■ YOUR INSTRUCTIONS ■
Print the records exactly as they are written.
DATA FOR REVIEW: Begin
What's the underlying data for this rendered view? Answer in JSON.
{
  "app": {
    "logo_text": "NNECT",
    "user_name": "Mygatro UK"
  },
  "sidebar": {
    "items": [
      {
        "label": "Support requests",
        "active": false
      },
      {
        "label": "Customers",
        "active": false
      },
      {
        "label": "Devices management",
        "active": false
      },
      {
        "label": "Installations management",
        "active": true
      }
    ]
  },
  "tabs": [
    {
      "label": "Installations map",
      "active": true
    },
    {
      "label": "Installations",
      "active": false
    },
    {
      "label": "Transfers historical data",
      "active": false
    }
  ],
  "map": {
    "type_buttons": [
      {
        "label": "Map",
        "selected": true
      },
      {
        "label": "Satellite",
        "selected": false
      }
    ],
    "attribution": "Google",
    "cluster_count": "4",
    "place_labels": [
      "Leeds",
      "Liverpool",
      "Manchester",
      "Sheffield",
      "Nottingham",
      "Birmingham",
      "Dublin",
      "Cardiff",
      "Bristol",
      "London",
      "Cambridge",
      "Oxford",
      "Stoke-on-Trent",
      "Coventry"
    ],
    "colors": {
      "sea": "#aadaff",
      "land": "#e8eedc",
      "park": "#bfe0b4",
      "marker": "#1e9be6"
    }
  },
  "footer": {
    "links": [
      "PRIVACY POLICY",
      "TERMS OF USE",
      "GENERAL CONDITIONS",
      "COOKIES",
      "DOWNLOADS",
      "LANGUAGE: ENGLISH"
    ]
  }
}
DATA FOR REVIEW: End
■ RESULT ■
What's the underlying data for this rendered view? Answer in JSON.
{
  "app": {
    "logo_text": "NNECT",
    "user_name": "Mygatro UK"
  },
  "sidebar": {
    "items": [
      {
        "label": "Support requests",
        "active": false
      },
      {
        "label": "Customers",
        "active": false
      },
      {
        "label": "Devices management",
        "active": false
      },
      {
        "label": "Installations management",
        "active": true
      }
    ]
  },
  "tabs": [
    {
      "label": "Installations map",
      "active": true
    },
    {
      "label": "Installations",
      "active": false
    },
    {
      "label": "Transfers historical data",
      "active": false
    }
  ],
  "map": {
    "type_buttons": [
      {
        "label": "Map",
        "selected": true
      },
      {
        "label": "Satellite",
        "selected": false
      }
    ],
    "attribution": "Google",
    "cluster_count": "4",
    "place_labels": [
      "Leeds",
      "Liverpool",
      "Manchester",
      "Sheffield",
      "Nottingham",
      "Birmingham",
      "Dublin",
      "Cardiff",
      "Bristol",
      "London",
      "Cambridge",
      "Oxford",
      "Stoke-on-Trent",
      "Coventry"
    ],
    "colors": {
      "sea": "#aadaff",
      "land": "#e8eedc",
      "park": "#bfe0b4",
      "marker": "#1e9be6"
    }
  },
  "footer": {
    "links": [
      "PRIVACY POLICY",
      "TERMS OF USE",
      "GENERAL CONDITIONS",
      "COOKIES",
      "DOWNLOADS",
      "LANGUAGE: ENGLISH"
    ]
  }
}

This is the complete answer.